Lastly, following an unprecedented rally that increased the equities market’s H2’2022 returns by 21.31%, the Nigerian Pension Fund Administrators (PFA) has increased its investment in the stock market by N8.73 billion to N1 trillion from N999 billion recorded in the previous month (May). Also, PFA’s total assets under management rose to their highest level at N14.19 trillion, from N13.76 trillion achieved at the end of the year.
Global and Emerging Market Economic Updates
In the U.S, the personal consumption expenditure price index increased by 0.6% month-over-month in May of 2022, higher than 0.2% in April. The annual rate, however, was unchanged at 6.3% after touching a record high of 6.6% in March. Energy prices increased 35.8% (vs 30.4% in April) while food inflation quickened again to 11% from 10%. Excluding food and energy, PCE inflation eased to 4.7% from 4.9%, below forecasts of 4.8%.
Eurozone inflation reached a new record high in June, just ahead of the European Central Bank’s first rate increase in 11 years. Headline inflation came in at 8.6% (year-on-year) for June. Among the four components, energy expanded by 41.9% from 39.1% in the preceding month, while non-energy industrial goods, services, and, food, alcohol & tobacco rose by 4.3%, 3.4%, and 8.9%, respectively, on a yearly basis. The rate reached 8.1% in May, meaning the cost of living continues to surge across the eurozone nations. The ECB has vowed to tackle the price surge and is due to meet in late July to announce its rate hike. The central bank has said it will hike again in September if the inflation outlook does not improve.

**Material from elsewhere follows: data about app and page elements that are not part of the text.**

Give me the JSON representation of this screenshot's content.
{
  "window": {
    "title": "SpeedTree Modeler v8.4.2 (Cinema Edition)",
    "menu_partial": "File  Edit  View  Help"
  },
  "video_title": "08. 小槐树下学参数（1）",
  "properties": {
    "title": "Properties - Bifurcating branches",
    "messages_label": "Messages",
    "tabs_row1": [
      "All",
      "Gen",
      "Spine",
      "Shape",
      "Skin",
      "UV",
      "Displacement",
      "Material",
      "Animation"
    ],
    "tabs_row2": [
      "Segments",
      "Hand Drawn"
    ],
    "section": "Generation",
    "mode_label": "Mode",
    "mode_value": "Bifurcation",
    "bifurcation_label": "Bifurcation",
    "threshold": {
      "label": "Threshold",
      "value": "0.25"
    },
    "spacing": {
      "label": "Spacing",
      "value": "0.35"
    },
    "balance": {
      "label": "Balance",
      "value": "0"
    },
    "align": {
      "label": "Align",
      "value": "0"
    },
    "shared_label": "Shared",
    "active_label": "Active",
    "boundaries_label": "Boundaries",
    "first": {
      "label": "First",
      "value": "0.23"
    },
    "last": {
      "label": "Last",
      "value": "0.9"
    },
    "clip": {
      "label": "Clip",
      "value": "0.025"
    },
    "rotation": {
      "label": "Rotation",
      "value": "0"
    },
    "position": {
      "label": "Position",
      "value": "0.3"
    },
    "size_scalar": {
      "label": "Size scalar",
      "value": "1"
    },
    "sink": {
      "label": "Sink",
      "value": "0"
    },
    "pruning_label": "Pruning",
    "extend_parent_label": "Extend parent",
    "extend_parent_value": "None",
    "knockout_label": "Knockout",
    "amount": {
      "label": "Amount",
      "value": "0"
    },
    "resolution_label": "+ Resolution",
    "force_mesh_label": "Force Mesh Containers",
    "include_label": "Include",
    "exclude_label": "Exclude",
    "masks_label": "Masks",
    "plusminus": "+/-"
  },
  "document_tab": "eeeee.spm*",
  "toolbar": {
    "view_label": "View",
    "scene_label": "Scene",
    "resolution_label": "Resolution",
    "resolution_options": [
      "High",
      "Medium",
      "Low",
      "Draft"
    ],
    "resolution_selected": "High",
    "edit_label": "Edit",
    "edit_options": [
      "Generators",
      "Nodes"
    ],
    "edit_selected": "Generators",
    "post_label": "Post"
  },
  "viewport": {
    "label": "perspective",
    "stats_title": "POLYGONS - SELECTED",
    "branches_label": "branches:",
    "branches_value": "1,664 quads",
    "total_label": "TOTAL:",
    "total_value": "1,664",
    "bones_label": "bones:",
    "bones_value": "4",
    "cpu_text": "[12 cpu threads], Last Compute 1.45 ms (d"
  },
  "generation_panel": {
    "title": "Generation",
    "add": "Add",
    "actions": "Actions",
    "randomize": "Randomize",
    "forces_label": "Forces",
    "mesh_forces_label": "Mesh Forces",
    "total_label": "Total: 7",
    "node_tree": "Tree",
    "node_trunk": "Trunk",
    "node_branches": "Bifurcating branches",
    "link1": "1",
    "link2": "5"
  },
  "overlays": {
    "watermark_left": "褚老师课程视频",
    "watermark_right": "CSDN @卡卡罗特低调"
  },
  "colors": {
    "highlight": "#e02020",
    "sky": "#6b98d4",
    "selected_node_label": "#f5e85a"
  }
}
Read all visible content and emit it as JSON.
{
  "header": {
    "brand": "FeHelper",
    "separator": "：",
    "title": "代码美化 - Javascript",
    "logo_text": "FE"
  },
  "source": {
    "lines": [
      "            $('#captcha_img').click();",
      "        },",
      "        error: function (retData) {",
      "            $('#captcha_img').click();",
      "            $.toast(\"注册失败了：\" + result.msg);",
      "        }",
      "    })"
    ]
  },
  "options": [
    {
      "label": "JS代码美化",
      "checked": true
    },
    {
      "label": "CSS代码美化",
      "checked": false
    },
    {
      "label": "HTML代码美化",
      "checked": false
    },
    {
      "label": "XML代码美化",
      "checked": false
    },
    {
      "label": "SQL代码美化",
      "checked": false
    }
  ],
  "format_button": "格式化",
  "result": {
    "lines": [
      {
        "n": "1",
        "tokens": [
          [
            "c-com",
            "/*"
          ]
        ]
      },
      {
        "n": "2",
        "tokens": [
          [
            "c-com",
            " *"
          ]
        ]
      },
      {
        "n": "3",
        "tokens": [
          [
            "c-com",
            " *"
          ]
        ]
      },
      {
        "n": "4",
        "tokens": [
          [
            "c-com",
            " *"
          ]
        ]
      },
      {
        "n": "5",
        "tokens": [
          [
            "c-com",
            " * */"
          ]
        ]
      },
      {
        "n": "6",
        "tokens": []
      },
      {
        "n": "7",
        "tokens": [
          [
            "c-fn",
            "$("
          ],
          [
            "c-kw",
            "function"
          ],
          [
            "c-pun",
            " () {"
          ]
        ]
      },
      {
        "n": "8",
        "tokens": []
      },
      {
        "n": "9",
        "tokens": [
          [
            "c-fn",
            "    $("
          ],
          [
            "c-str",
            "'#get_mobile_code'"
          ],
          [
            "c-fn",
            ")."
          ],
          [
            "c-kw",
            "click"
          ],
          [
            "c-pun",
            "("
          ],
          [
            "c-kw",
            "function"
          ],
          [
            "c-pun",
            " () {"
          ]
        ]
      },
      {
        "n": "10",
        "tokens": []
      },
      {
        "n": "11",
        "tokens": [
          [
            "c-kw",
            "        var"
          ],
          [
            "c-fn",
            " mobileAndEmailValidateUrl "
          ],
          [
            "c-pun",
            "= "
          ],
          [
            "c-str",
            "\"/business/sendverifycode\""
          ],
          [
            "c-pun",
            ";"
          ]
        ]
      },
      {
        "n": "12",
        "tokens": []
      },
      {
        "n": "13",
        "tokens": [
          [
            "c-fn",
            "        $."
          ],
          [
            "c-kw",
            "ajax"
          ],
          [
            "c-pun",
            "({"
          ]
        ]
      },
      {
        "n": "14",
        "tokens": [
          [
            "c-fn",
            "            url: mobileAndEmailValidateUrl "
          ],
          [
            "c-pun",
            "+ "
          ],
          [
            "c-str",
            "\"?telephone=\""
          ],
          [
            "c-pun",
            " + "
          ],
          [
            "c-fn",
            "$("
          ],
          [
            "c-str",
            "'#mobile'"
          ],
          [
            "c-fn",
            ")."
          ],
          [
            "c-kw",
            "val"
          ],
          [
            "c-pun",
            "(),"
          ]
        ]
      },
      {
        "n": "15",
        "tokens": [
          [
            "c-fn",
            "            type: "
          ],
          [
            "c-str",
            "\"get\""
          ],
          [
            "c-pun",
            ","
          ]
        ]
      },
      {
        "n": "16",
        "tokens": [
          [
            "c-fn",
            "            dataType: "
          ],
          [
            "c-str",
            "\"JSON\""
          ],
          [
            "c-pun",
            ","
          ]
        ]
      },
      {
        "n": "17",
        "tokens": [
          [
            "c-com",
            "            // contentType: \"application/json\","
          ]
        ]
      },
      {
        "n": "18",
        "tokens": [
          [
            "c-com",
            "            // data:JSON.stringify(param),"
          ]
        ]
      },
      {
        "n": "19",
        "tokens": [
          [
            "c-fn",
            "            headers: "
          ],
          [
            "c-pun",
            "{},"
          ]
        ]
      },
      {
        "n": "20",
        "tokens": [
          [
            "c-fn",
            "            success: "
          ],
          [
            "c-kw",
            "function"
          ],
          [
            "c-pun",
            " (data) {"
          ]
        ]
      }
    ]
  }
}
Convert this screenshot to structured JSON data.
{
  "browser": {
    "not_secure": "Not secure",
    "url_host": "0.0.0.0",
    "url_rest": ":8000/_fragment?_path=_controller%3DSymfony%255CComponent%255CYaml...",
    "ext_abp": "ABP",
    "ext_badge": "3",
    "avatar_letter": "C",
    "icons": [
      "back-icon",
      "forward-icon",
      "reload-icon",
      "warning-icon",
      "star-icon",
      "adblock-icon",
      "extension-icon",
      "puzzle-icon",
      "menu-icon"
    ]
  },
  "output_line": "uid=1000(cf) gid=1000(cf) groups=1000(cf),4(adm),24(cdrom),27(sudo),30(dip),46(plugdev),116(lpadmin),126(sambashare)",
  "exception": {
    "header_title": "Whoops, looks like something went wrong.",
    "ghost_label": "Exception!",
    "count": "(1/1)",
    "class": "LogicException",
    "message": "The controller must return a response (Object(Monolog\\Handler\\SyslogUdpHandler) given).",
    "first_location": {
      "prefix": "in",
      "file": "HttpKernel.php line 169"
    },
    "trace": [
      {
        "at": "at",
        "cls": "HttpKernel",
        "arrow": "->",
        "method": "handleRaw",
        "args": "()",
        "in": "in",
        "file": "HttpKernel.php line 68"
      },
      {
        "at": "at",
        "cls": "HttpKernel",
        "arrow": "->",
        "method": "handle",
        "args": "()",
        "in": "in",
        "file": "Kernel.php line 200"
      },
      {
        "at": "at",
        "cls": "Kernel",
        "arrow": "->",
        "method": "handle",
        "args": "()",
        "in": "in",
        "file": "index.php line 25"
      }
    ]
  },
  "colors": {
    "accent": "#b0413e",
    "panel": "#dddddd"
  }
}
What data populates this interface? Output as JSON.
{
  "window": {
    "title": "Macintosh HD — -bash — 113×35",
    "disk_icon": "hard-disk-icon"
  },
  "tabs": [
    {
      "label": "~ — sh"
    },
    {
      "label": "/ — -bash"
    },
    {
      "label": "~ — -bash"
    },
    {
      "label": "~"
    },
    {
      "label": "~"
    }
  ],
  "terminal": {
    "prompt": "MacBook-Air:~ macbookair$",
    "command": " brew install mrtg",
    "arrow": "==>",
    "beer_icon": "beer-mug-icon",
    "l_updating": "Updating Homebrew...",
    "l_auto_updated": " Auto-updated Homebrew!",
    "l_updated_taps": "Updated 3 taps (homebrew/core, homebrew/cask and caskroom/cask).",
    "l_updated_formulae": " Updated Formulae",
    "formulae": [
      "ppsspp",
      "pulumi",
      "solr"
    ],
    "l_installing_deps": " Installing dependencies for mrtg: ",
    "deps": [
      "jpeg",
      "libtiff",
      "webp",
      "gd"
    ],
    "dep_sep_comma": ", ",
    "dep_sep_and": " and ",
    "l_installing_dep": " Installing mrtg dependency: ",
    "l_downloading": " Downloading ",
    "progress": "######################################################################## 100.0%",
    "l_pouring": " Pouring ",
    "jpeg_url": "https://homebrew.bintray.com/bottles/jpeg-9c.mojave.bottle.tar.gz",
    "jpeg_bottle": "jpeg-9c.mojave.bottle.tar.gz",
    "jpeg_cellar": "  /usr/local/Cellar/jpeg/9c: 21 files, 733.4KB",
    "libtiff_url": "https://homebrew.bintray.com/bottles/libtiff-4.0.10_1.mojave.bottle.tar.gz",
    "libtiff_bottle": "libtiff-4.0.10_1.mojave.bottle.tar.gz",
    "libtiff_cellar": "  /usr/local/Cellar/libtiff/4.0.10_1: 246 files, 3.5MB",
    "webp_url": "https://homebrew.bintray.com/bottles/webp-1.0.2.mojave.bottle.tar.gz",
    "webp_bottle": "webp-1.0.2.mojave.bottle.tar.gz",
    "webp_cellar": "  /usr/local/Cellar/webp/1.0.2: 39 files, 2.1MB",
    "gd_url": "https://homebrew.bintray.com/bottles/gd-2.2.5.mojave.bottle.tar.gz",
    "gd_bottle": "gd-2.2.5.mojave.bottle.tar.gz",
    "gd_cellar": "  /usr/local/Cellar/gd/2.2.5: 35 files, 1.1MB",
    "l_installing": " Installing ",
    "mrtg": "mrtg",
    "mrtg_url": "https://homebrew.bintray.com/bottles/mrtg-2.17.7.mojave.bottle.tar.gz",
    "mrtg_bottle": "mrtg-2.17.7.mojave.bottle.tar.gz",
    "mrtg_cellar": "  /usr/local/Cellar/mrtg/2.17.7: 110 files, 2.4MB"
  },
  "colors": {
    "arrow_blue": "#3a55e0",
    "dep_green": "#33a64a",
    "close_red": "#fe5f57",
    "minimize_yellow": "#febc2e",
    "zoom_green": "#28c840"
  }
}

The International Energy Agency (IEA) is warning that Russia might choose to completely cut natural gas deliveries to Europe during the winter months. The IEA said that having already partially cut off gas to Germany and Italy last week, Russia might choose to go further to gain “leverage” in its dispute with Europe. A cutoff, which could temporarily hurt Russia’s finances, would be very serious for Europe and cause a recession.
Elsewhere, Zimbabwe’s Monetary Policy Committee (MPC) more than doubled its key policy rate, raising it to 200.0%, from 80.0% previously, becoming the most aggressive central bank in the world. Furthermore, it reintroduced the U.S dollar as a legal currency to tame surging inflation and stabilise the country’s tumbling exchange rate.